Remember Ivory Soap, claiming to be 99 44/100% pure? That soap slogan began in 1882, at a time when Americans expected women to be pure. Purity tests remain part of our culture. However, the application of purity tests has corrupted and concretized the concept of purity into classifications of good and evil, an approach damaging to society and religion.
Purity tests of the late 19th century focused on women’s virginity. Women’s sexuality was subject to harsh judgment. Virginity until marriage was expected. That purity test has harmed women ever since.
The temperance movement emerged, equating the consumption of alcohol with impurity. From 1919 to 1933, the United States banned the production and sale of alcoholic beverages. Instead of reforming society, banning alcohol caused an increase in lawless behaviors. These examples of striving for purity demonstrate the dangers of equating purity with goodness.
In 15th Century Spain, purity of blood was an obsessive concern. During the inquisition, Jews were forced to convert to Catholicism or be expelled or be put to death. Fanatical Catholic leaders continued to have hatred for these new Christians because of their belief in the unfaithfulness of the “deicide Jews” (God-killing Jews). It was believed that this unfaithfulness persisted and was transmitted, by blood, to their descendants, regardless of the sincerity of their conversion to the Christian faith. Consequently, Old Christians “of pure blood” considered New Christians impure and therefore morally inadequate to be members of their communities. Author Jerome Friedman explains that medieval anti-Judaism became modern anti-Semitism through these concepts of purity.
Purity tests in our times abound in politics. Activists on the extremes of the political spectrum demand adherence to ideologies or philosophies. Absent their strict devotion, leaders are subject to alienation and denigration. Even more dangerous is the cult of personality that demands 100% faithfulness to a given leader. The application of purity principles has stratified and calcified political positions. The ability to compromise has given way to the opportunity to demonize.
Purity tests have stratified discussions about Israel in the Jewish community. Advocacy for Israel has given way to the condemnation of those who disagree with you about Israel’s policies. The discourse about the Holy Land has become most ungodly.

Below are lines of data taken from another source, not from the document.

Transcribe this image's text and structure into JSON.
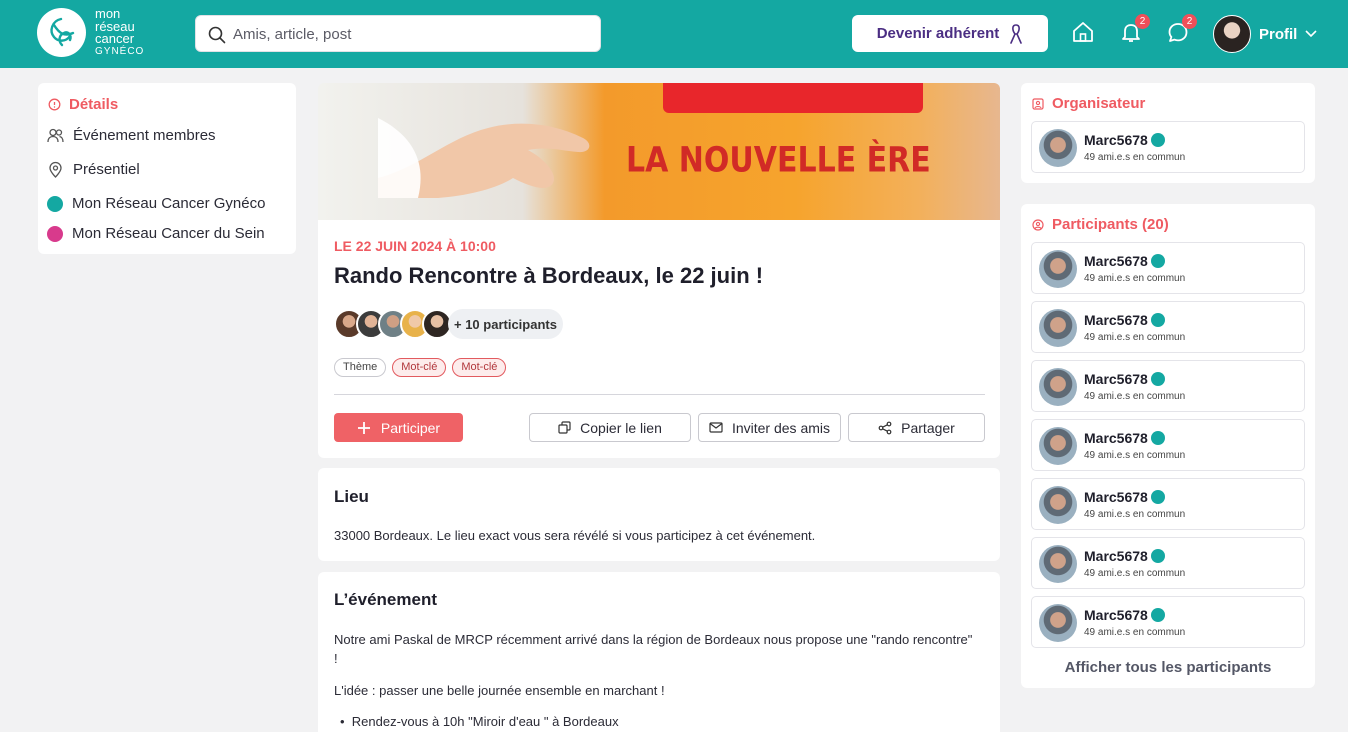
{
  "header": {
    "logo_lines": [
      "mon",
      "réseau",
      "cancer",
      "GYNÉCO"
    ],
    "search_placeholder": "Amis, article, post",
    "adherent_label": "Devenir adhérent",
    "notifications_count": "2",
    "messages_count": "2",
    "profile_label": "Profil"
  },
  "left": {
    "details_label": "Détails",
    "items": [
      {
        "label": "Événement membres",
        "icon": "users-icon"
      },
      {
        "label": "Présentiel",
        "icon": "location-pin-icon"
      },
      {
        "label": "Mon Réseau Cancer Gynéco",
        "icon": "network-gyneco-icon",
        "color": "#14a8a2"
      },
      {
        "label": "Mon Réseau Cancer du Sein",
        "icon": "network-sein-icon",
        "color": "#d83a8c"
      }
    ]
  },
  "hero": {
    "text": "LA NOUVELLE ÈRE"
  },
  "event": {
    "date": "LE 22 JUIN 2024 À 10:00",
    "title": "Rando Rencontre à Bordeaux, le 22 juin !",
    "participants_more": "+ 10 participants",
    "tags": [
      "Thème",
      "Mot-clé",
      "Mot-clé"
    ],
    "participer_label": "Participer",
    "copy_label": "Copier le lien",
    "invite_label": "Inviter des amis",
    "share_label": "Partager"
  },
  "lieu": {
    "title": "Lieu",
    "text": "33000 Bordeaux. Le lieu exact vous sera révélé si vous participez à cet événement."
  },
  "description": {
    "title": "L’événement",
    "paragraph1": "Notre ami Paskal de MRCP récemment arrivé dans la région de Bordeaux nous propose une \"rando rencontre\" !",
    "paragraph2": "L'idée : passer une belle journée ensemble en marchant !",
    "bullet1": "Rendez-vous à 10h \"Miroir d'eau \" à Bordeaux"
  },
  "organizer": {
    "title": "Organisateur",
    "name": "Marc5678",
    "common": "49 ami.e.s en commun"
  },
  "participants": {
    "title": "Participants (20)",
    "list": [
      {
        "name": "Marc5678",
        "common": "49 ami.e.s en commun"
      },
      {
        "name": "Marc5678",
        "common": "49 ami.e.s en commun"
      },
      {
        "name": "Marc5678",
        "common": "49 ami.e.s en commun"
      },
      {
        "name": "Marc5678",
        "common": "49 ami.e.s en commun"
      },
      {
        "name": "Marc5678",
        "common": "49 ami.e.s en commun"
      },
      {
        "name": "Marc5678",
        "common": "49 ami.e.s en commun"
      },
      {
        "name": "Marc5678",
        "common": "49 ami.e.s en commun"
      }
    ],
    "show_all": "Afficher tous les participants"
  },
  "colors": {
    "brand": "#14a8a2",
    "accent": "#ef5b62",
    "adherent": "#4b2e83"
  }
}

In this week’s Parshat Metzorah, purity principles are applied to houses, to women after childbirth, and to men after seminal emissions. In none of these instances are people making choices to be impure. The dichotomy between purity and impurity is part of the rhythm of living. The Torah’s purpose is not to vilify the impure but to lift us up to holiness. God asks that the Israelites be put on guard against impurity, not suffer because of it.
Impurity transfers from person to product, whether it is the sheets of a bed or a tent we enter. The quality of being impure is both tangible and intangible. The task of shedding impurity engages the mind in the duty to seek holiness. Purity and impurity are not opposites. They are different aspects of holiness.

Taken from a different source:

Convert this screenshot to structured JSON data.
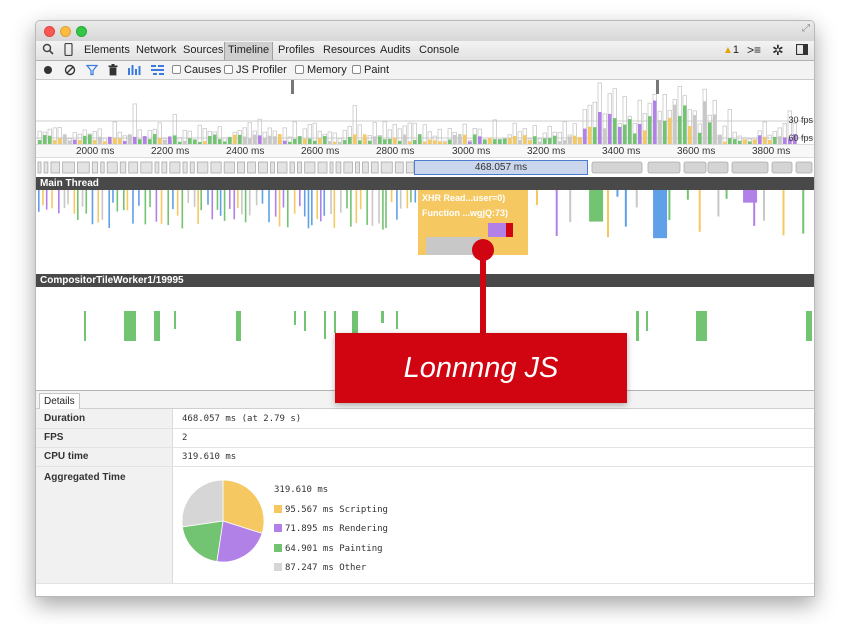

More recently in Jewish history, there is a movement to reclaim purity as a spiritual practice. Mayyim Hayyim was founded in the Boston area over twenty years ago to elevate the ancient practice of mikveh. Inspired by author Anita Diamant, Mayyim Hayyim seeks to update the ritual of immersion by creating a very appealing physical structure and attending to innovation in its spiritual approach. Dignity, modesty, and inclusiveness are paramount to Mayyim Hayyim. This one mikveh has become a “living waters” movement around the globe to reclaim the concept of purity as a striving for holiness rather than as a measure of goodness.
Immersion in the mikveh is not only for women. As noted in Parshat Metzorah, men need to cleanse themselves in ways that purify the soul, with mikveh being one such modality.
Jewish life should also be a striving for purity of intentions. Our tradition demands that we care for the stranger, help the widow and orphan, and follow paths of peace. Nowhere are we directed to opine on the purity of others, whether it is their sexual or political proclivities. The meaningfulness of our lives should not be about testing others. Instead, we should be challenging ourselves. As history demonstrates, purity tests are harmful to individuals and to society. Similarly, our approach to purity is an essential element in the future health of Judaism.
Rabbi Evan Krame